7. I do not think anybody could have any doubt as to what was the intention of the section and the rule which we are asked to construe. To my mind, to hold that the legislative body which passed this Act could have intended to discriminate against indigenous companies in favour of foreign companies, because that would be the inevitable result of the construction contended for, is one that is incapable of argument. Mr. Grant has, I think, very wisely put his case upon the ground that the draftsman of the Act, owing to his carelessness, had in fact defeated the intention of the framers of the Act. How great that carelessness was it is almost impossible to imagine. There was a case in Corporation of Calcutta v. Standard Marine Insurance Company I.L.R. (1895) Calc. 581 , which was under the Calcutta Municipality Act of 1888, in which exactly the same point was argued, though not decided, as has been raised before us. That was in 1895, and in 1899 a new Act was passed for the Calcutta Municipality and in that Act, ex majori cautela, words were inserted to prevent the opportunity for an argument, such as we have heard today. That the draftsman of the Madras Act should not have taken the trouble to cast a glance over the Acts of other big Municipalities before he set his hand to his task, is to my mind almost incredible; but so it appears to be and we are therefore left with a problem, which ought never to have arisen had the Act been drafted with reasonable care. I do not accede to Mr. Grant's arguments, because I think that the utmost that you find is the absence, so to speak, of a table for the commutation of foreign coinage into the coinage of the country, and it seems to me that that failure is not enough to defeat the plain intention of the governing Section 110, because it appears to me that the Act might well contemplate that any taxing authority in any country can always, by a not very difficult feat, turn the coinage of one country into the terms of the coinage of the country where the Act is passed and where the tax is received. It appears to me therefore that, just as I should be prepared to hold in England that where an Act expresses the capital in pounds, a French company with capital in francs could be assessed, so here in India, where the rupee is the standard basis, the taxing authorities are not prevented, in the absence of an express provision to the contrary, from performing the feat of converting the coinage into different terms. I may add that, having regard to the rates of exchange as they have been in later years, it is almost inconceivable to imagine an Act fixing anything in the nature of a table except by reference to some date on which the rate of exchange is to be fixed. It appears to me that it is quite clear that the Act supplies that omission by giving a definite date, the date at which the tax falls due. For the purpose of Rule 7 of Schedule IV, I take it that the rate of exchange at the date when the tax falls due must be taken into consideration. I may add that I entirely sympathize with the grievance of the company with regard to the method of imposing the tax, for a more unjust method of taxing than to tax a company upon the whole of its subscribed capital in every place where it carries on trade is, to my mind, difficult to imagine. It is really a very great hardship but one that can only be set right by the legislature. I may add that, though there is a mitigation of the hardship in part by the maxima fixed by Rule (7) nevertheless those maxima do not apply to a very large class of cases as Mr. Grant has pointed out.

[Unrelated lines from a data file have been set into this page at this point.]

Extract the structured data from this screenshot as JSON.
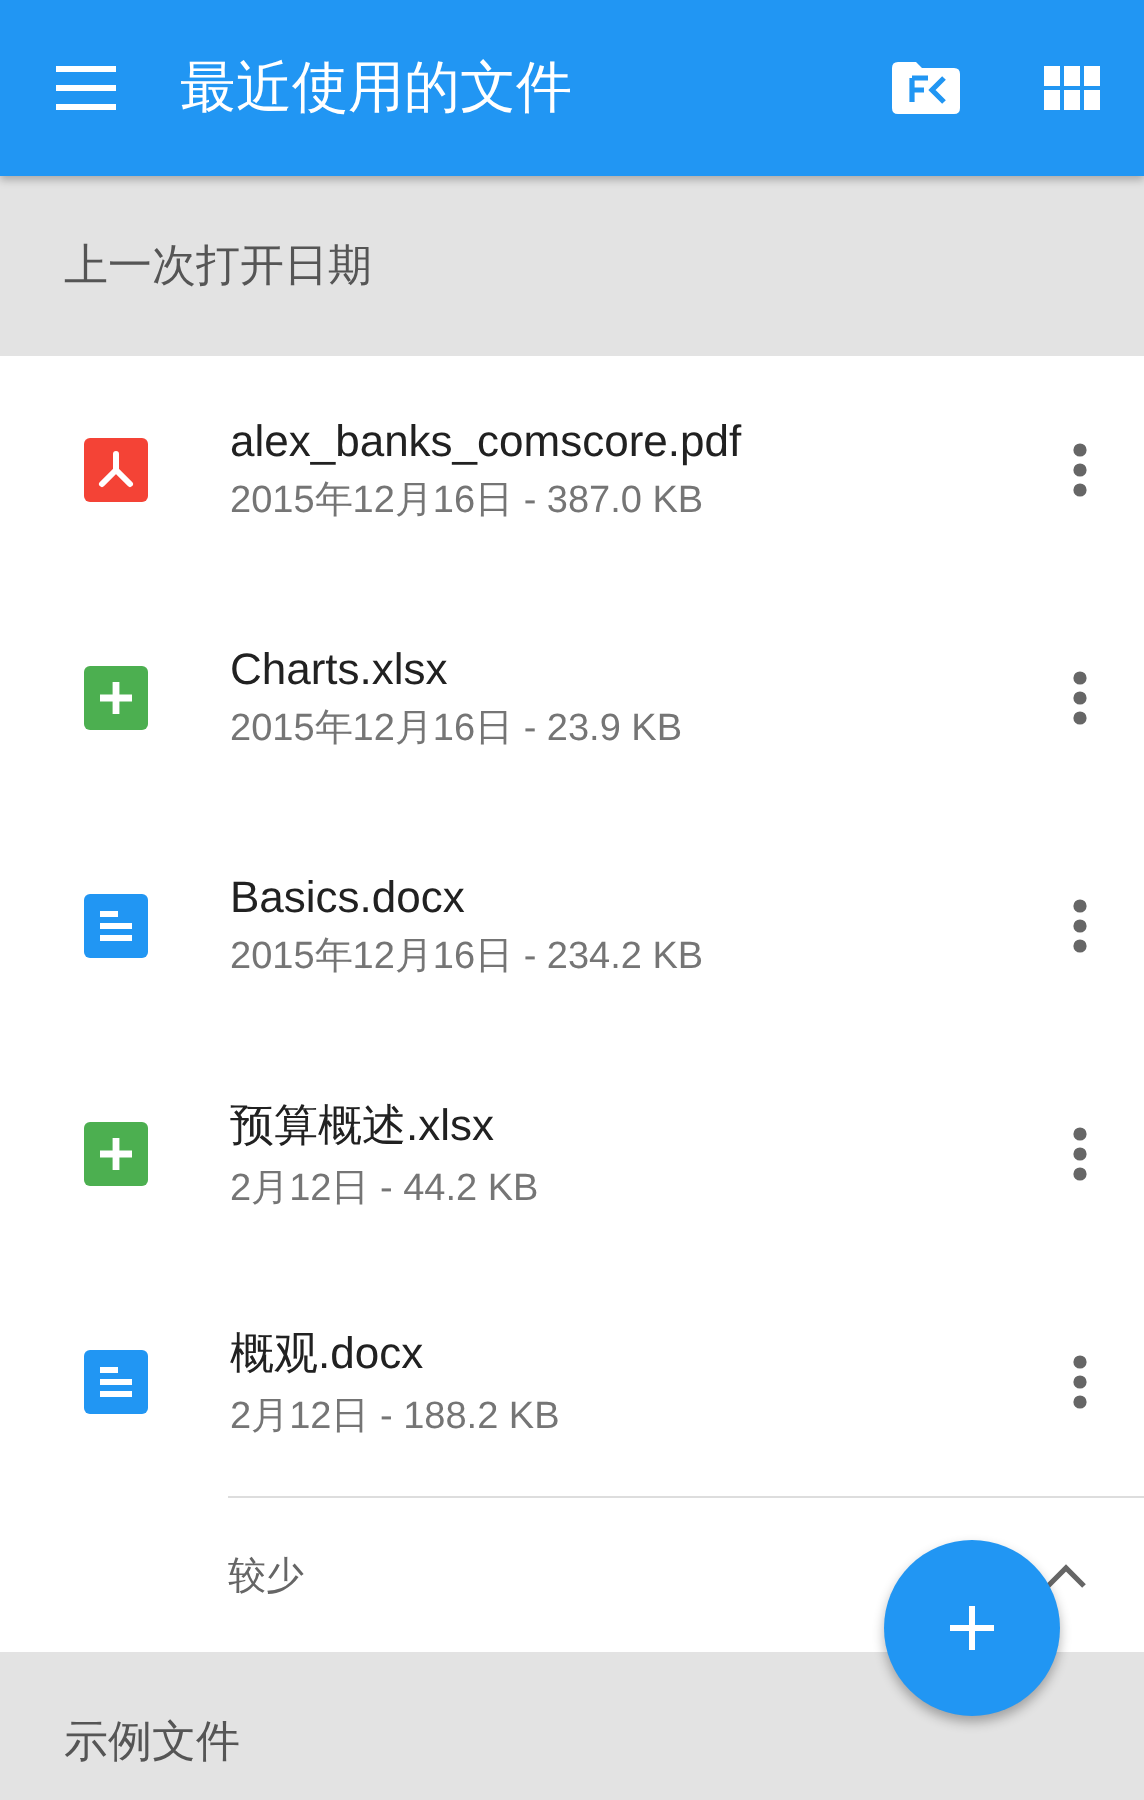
{
  "app_bar": {
    "title": "最近使用的文件"
  },
  "sections": [
    {
      "title": "上一次打开日期",
      "files": [
        {
          "kind": "pdf",
          "name": "alex_banks_comscore.pdf",
          "meta": "2015年12月16日 - 387.0 KB"
        },
        {
          "kind": "sheet",
          "name": "Charts.xlsx",
          "meta": "2015年12月16日 - 23.9 KB"
        },
        {
          "kind": "doc",
          "name": "Basics.docx",
          "meta": "2015年12月16日 - 234.2 KB"
        },
        {
          "kind": "sheet",
          "name": "预算概述.xlsx",
          "meta": "2月12日 - 44.2 KB"
        },
        {
          "kind": "doc",
          "name": "概观.docx",
          "meta": "2月12日 - 188.2 KB"
        }
      ],
      "toggle": {
        "label": "较少",
        "expanded": true
      }
    },
    {
      "title": "示例文件"
    }
  ]
}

8. I agree with the answer proposed by my Lord.
9. I agree with the judgments just pronounced and that the answer to the question referred to us must be in the affirmative.